*** INPUT FOR THIS TASK Section Begins ***

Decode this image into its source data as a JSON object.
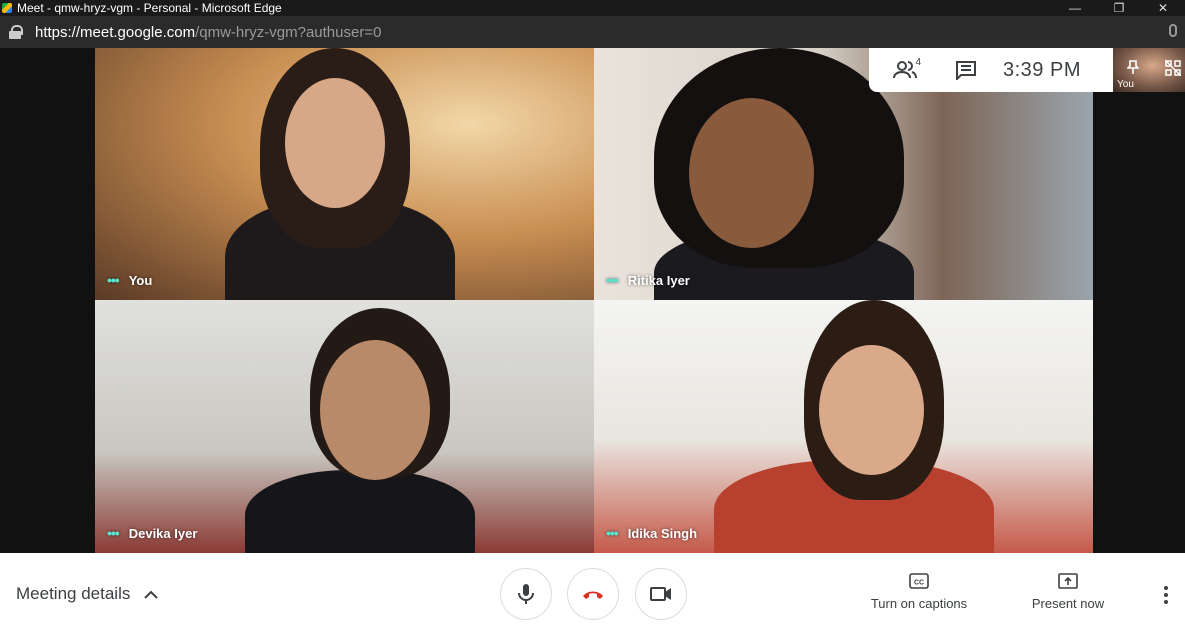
{
  "window": {
    "title": "Meet - qmw-hryz-vgm - Personal - Microsoft Edge",
    "controls": [
      "minimize",
      "restore",
      "close"
    ]
  },
  "address": {
    "host": "https://meet.google.com",
    "path": "/qmw-hryz-vgm?authuser=0"
  },
  "participants": [
    {
      "name": "You"
    },
    {
      "name": "Ritika Iyer"
    },
    {
      "name": "Devika Iyer"
    },
    {
      "name": "Idika Singh"
    }
  ],
  "panel": {
    "people_count": "4",
    "clock": "3:39 PM",
    "self_label": "You"
  },
  "bottom": {
    "meeting_details": "Meeting details",
    "captions_label": "Turn on captions",
    "present_label": "Present now"
  },
  "colors": {
    "accent_dots": "#5be3d0",
    "hangup": "#d93025"
  }
}
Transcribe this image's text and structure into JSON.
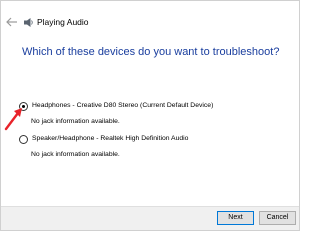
{
  "window": {
    "title": "Playing Audio",
    "title_icon": "speaker-icon",
    "back_icon": "back-arrow-icon"
  },
  "main": {
    "heading": "Which of these devices do you want to troubleshoot?",
    "options": [
      {
        "label": "Headphones - Creative D80 Stereo (Current Default Device)",
        "selected": true,
        "info": "No jack information available."
      },
      {
        "label": "Speaker/Headphone - Realtek High Definition Audio",
        "selected": false,
        "info": "No jack information available."
      }
    ]
  },
  "annotation": {
    "arrow_icon": "red-arrow-icon",
    "arrow_color": "#e8232a"
  },
  "footer": {
    "next_label": "Next",
    "cancel_label": "Cancel"
  },
  "colors": {
    "heading": "#1a3e9e",
    "footer_bg": "#f0f0f0",
    "primary_button_border": "#0078d7"
  }
}
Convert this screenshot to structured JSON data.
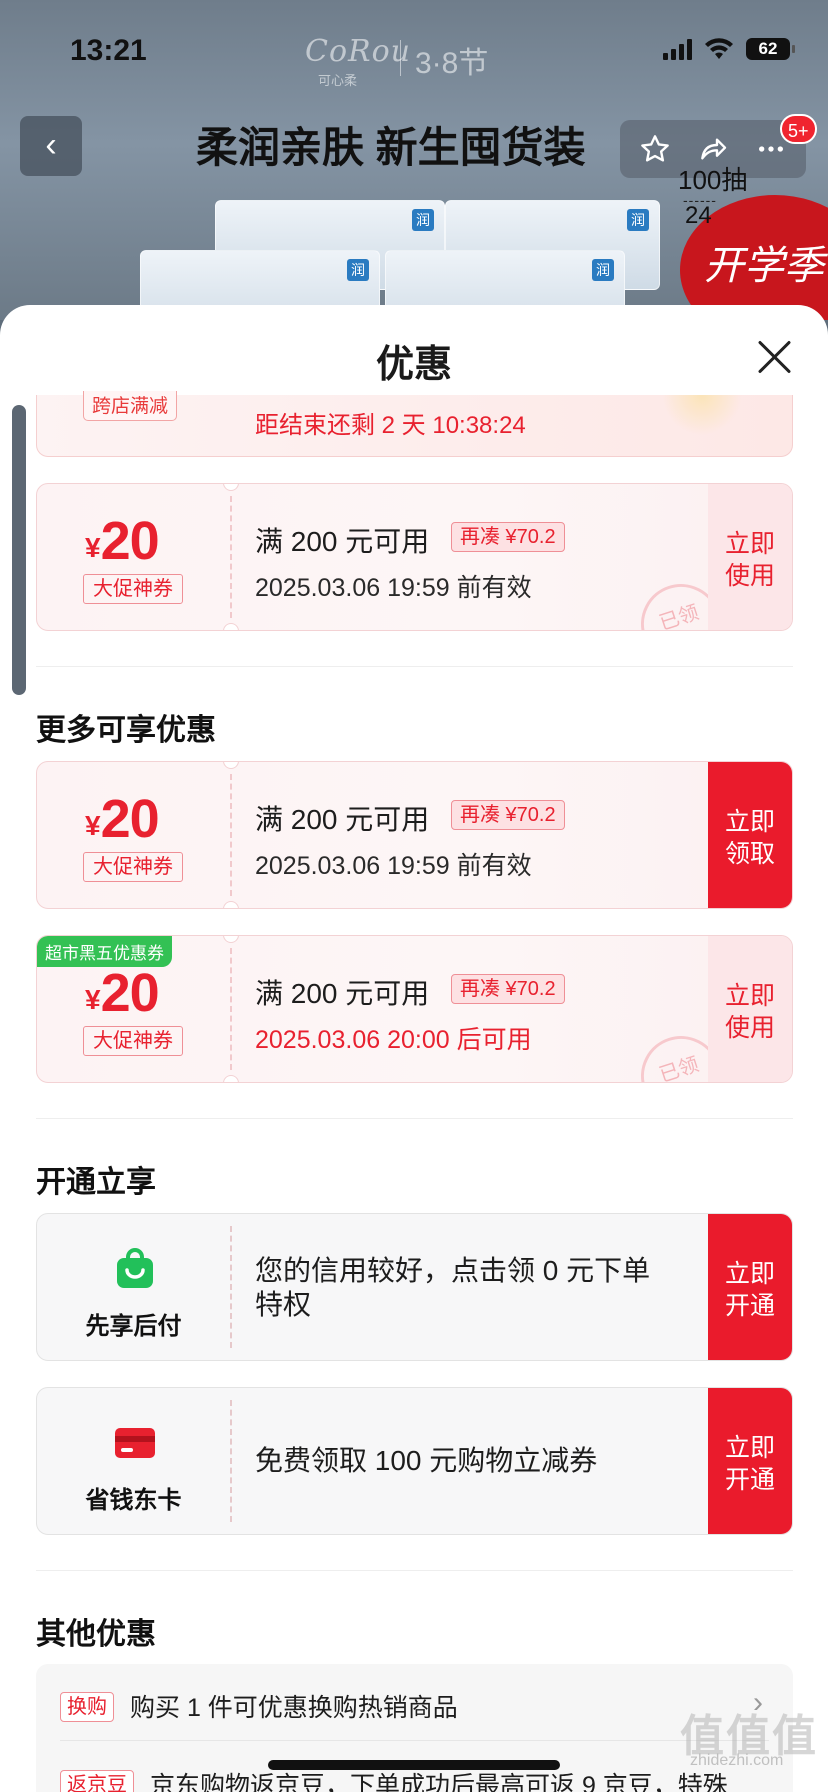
{
  "status_bar": {
    "time": "13:21",
    "battery": "62"
  },
  "backdrop": {
    "brand": "CoRou",
    "brand_sub": "可心柔",
    "event": "3·8节",
    "package_mark": "润",
    "promo_stamp": "开学季"
  },
  "nav": {
    "back_glyph": "‹",
    "title": "柔润亲肤 新生囤货装",
    "badge": "5+",
    "pack_label": "100抽",
    "pack_dash": "------",
    "pack_num": "24"
  },
  "sheet": {
    "title": "优惠",
    "partial": {
      "tag": "跨店满减",
      "countdown": "距结束还剩 2 天 10:38:24"
    },
    "top_coupon": {
      "currency": "¥",
      "amount": "20",
      "type": "大促神券",
      "condition": "满 200 元可用",
      "extra": "再凑 ¥70.2",
      "validity": "2025.03.06 19:59 前有效",
      "button": "立即\n使用",
      "stamp": "已领"
    },
    "more_section": {
      "title": "更多可享优惠",
      "coupons": [
        {
          "currency": "¥",
          "amount": "20",
          "type": "大促神券",
          "condition": "满 200 元可用",
          "extra": "再凑 ¥70.2",
          "validity": "2025.03.06 19:59 前有效",
          "button": "立即\n领取"
        },
        {
          "tag": "超市黑五优惠券",
          "currency": "¥",
          "amount": "20",
          "type": "大促神券",
          "condition": "满 200 元可用",
          "extra": "再凑 ¥70.2",
          "validity": "2025.03.06 20:00 后可用",
          "button": "立即\n使用",
          "stamp": "已领"
        }
      ]
    },
    "open_section": {
      "title": "开通立享",
      "cards": [
        {
          "label": "先享后付",
          "desc": "您的信用较好，点击领 0 元下单特权",
          "button": "立即\n开通"
        },
        {
          "label": "省钱东卡",
          "desc": "免费领取 100 元购物立减券",
          "button": "立即\n开通"
        }
      ]
    },
    "other_section": {
      "title": "其他优惠",
      "rows": [
        {
          "tag": "换购",
          "text": "购买 1 件可优惠换购热销商品"
        },
        {
          "tag": "返京豆",
          "text": "京东购物返京豆，下单成功后最高可返 9 京豆，特殊"
        }
      ]
    }
  },
  "watermark": {
    "text": "值值值",
    "url": "zhidezhi.com"
  },
  "colors": {
    "accent_red": "#ea1b2c",
    "coupon_bg": "#fdf3f4",
    "green_tag": "#33c154",
    "xianxiang_green": "#22c05a",
    "dongka_red": "#e8212f"
  }
}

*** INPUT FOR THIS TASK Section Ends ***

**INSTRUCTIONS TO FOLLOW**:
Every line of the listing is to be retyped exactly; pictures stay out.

**OUTPUT FOR THIS TASK**:
Decode this image into its source data as a JSON object.
{
  "window": {
    "title": "Meet - qmw-hryz-vgm - Personal - Microsoft Edge",
    "controls": [
      "minimize",
      "restore",
      "close"
    ]
  },
  "address": {
    "host": "https://meet.google.com",
    "path": "/qmw-hryz-vgm?authuser=0"
  },
  "participants": [
    {
      "name": "You"
    },
    {
      "name": "Ritika Iyer"
    },
    {
      "name": "Devika Iyer"
    },
    {
      "name": "Idika Singh"
    }
  ],
  "panel": {
    "people_count": "4",
    "clock": "3:39 PM",
    "self_label": "You"
  },
  "bottom": {
    "meeting_details": "Meeting details",
    "captions_label": "Turn on captions",
    "present_label": "Present now"
  },
  "colors": {
    "accent_dots": "#5be3d0",
    "hangup": "#d93025"
  }
}
Transcribe this image's text and structure into JSON.
{
  "window": {
    "title": "Playing Audio",
    "title_icon": "speaker-icon",
    "back_icon": "back-arrow-icon"
  },
  "main": {
    "heading": "Which of these devices do you want to troubleshoot?",
    "options": [
      {
        "label": "Headphones - Creative D80 Stereo (Current Default Device)",
        "selected": true,
        "info": "No jack information available."
      },
      {
        "label": "Speaker/Headphone - Realtek High Definition Audio",
        "selected": false,
        "info": "No jack information available."
      }
    ]
  },
  "annotation": {
    "arrow_icon": "red-arrow-icon",
    "arrow_color": "#e8232a"
  },
  "footer": {
    "next_label": "Next",
    "cancel_label": "Cancel"
  },
  "colors": {
    "heading": "#1a3e9e",
    "footer_bg": "#f0f0f0",
    "primary_button_border": "#0078d7"
  }
}
Convert this screenshot to structured JSON data.
{
  "status_bar": {
    "time": "13:21",
    "battery": "62"
  },
  "backdrop": {
    "brand": "CoRou",
    "brand_sub": "可心柔",
    "event": "3·8节",
    "package_mark": "润",
    "promo_stamp": "开学季"
  },
  "nav": {
    "back_glyph": "‹",
    "title": "柔润亲肤 新生囤货装",
    "badge": "5+",
    "pack_label": "100抽",
    "pack_dash": "------",
    "pack_num": "24"
  },
  "sheet": {
    "title": "优惠",
    "partial": {
      "tag": "跨店满减",
      "countdown": "距结束还剩 2 天 10:38:24"
    },
    "top_coupon": {
      "currency": "¥",
      "amount": "20",
      "type": "大促神券",
      "condition": "满 200 元可用",
      "extra": "再凑 ¥70.2",
      "validity": "2025.03.06 19:59 前有效",
      "button": "立即\n使用",
      "stamp": "已领"
    },
    "more_section": {
      "title": "更多可享优惠",
      "coupons": [
        {
          "currency": "¥",
          "amount": "20",
          "type": "大促神券",
          "condition": "满 200 元可用",
          "extra": "再凑 ¥70.2",
          "validity": "2025.03.06 19:59 前有效",
          "button": "立即\n领取"
        },
        {
          "tag": "超市黑五优惠券",
          "currency": "¥",
          "amount": "20",
          "type": "大促神券",
          "condition": "满 200 元可用",
          "extra": "再凑 ¥70.2",
          "validity": "2025.03.06 20:00 后可用",
          "button": "立即\n使用",
          "stamp": "已领"
        }
      ]
    },
    "open_section": {
      "title": "开通立享",
      "cards": [
        {
          "label": "先享后付",
          "desc": "您的信用较好，点击领 0 元下单特权",
          "button": "立即\n开通"
        },
        {
          "label": "省钱东卡",
          "desc": "免费领取 100 元购物立减券",
          "button": "立即\n开通"
        }
      ]
    },
    "other_section": {
      "title": "其他优惠",
      "rows": [
        {
          "tag": "换购",
          "text": "购买 1 件可优惠换购热销商品"
        },
        {
          "tag": "返京豆",
          "text": "京东购物返京豆，下单成功后最高可返 9 京豆，特殊"
        }
      ]
    }
  },
  "watermark": {
    "text": "值值值",
    "url": "zhidezhi.com"
  },
  "colors": {
    "accent_red": "#ea1b2c",
    "coupon_bg": "#fdf3f4",
    "green_tag": "#33c154",
    "xianxiang_green": "#22c05a",
    "dongka_red": "#e8212f"
  }
}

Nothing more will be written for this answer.